History | Public History Field School

Sponsored by the John and Janet Creighton Public History Project, the Department of History at Washington State University in Pullman, Washington, will offer its public history field school from May 23 through June 10, 2016.

Professor Orlan Svingen and the Department of History received a high-impact research award from WSU benefactors John and Janet Creighton (PhD history ’04) to support a new, four-year outreach project connecting the WSU Public History Program with ongoing historical and cultural interpretive work by the Shoshone-Bannock Tribes and government groups in southwest Montana and east-central Idaho.

An extension of Dr. Svingen’s research and teaching agenda, the JJCPH Project will provide hands-on experiential learning opportunities for WSU undergraduate and graduate students interested in American Indian history and culture. Students will work collaboratively with Shoshone-Bannock tribal specialists, as well as historical and interpretive specialists from Virginia City, Montana, and Salmon, Idaho.

The 2016 Public History Field School will span three weeks, beginning Monday, May 23 in Virginia City, Montana.

  • Week 1 will be spent developing interpretive themes and signage drafts for three locations: the newly-formed Tendoy Park in Virginia City, Montana, the 1868 Territorial Headquarters Building (Tendoy’s Cession Document), and Laurin, Montana (1868 Virginia City Treaty site).
  • Week 2 begins on Monday, May 30 in Salmon, Idaho, where students will work in conjunction with the Sacajawea Interpretive, Cultural, Educational, and Events Center. The objective will be to develop draft-teaching units for the Center that enhances historical and cultural understanding of the Mixed-Bands of Shoshone, Bannock, and Sheepeater People whose aboriginal homeland includes both sides of Lemhi Pass.
  • Week 3 will be spent in Fort Hall, Idaho, at the Fort Hall Indian Reservation, home of the Shoshone-Bannock Tribes. Working with the Language and Cultural Preservation Department and the Culture Committee, students will prepare draft-reports of their work from weeks 1 and 2 for a formal presentation.

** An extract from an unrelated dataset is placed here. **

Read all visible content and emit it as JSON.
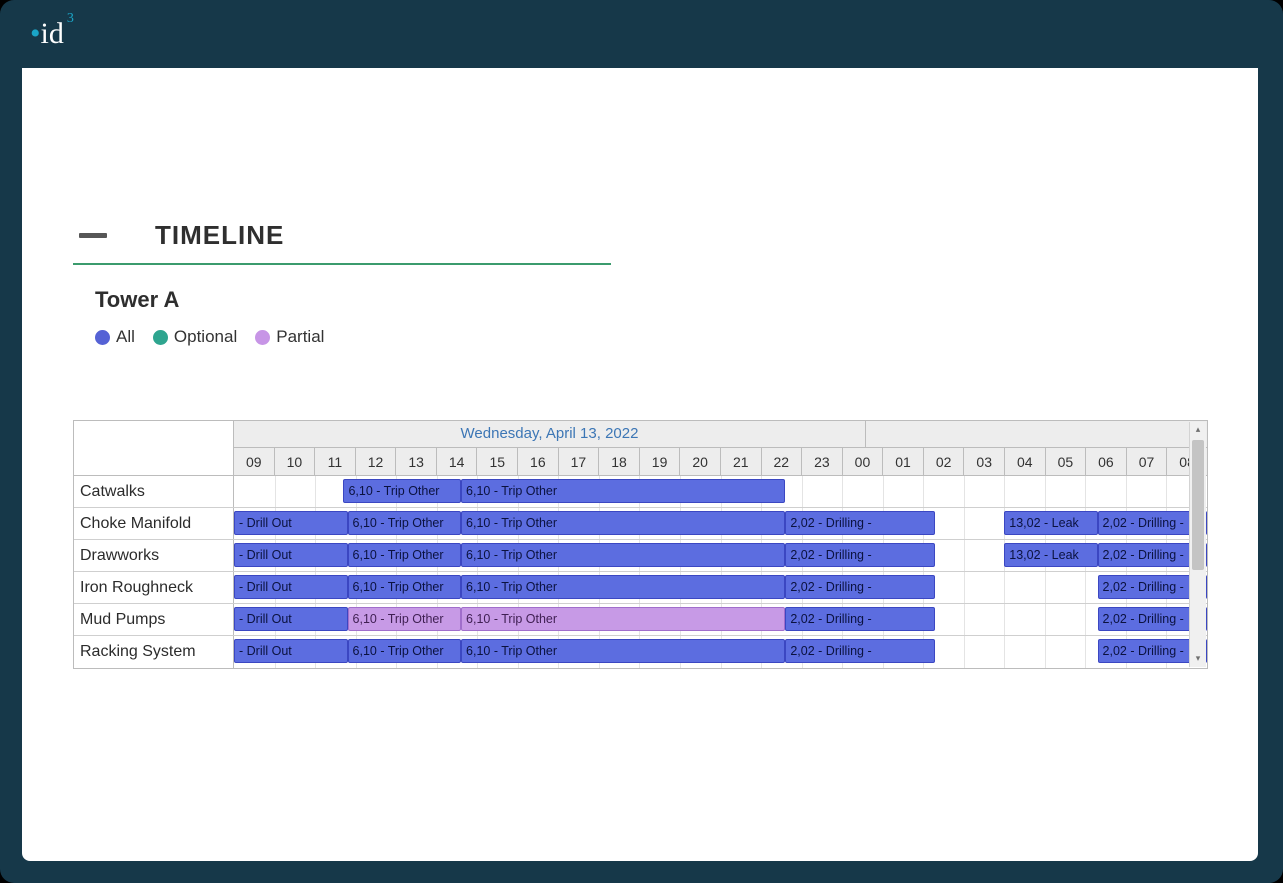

WSU summer school enrollment for this course will be capped at 20 students, undergraduate and graduate students combined, and it will fulfill requirements for History 529, which will earn students 3 semester credits. Additional information about the field school application form, deadlines, syllabus, course fees, and any additional costs over and above tuition will be forthcoming.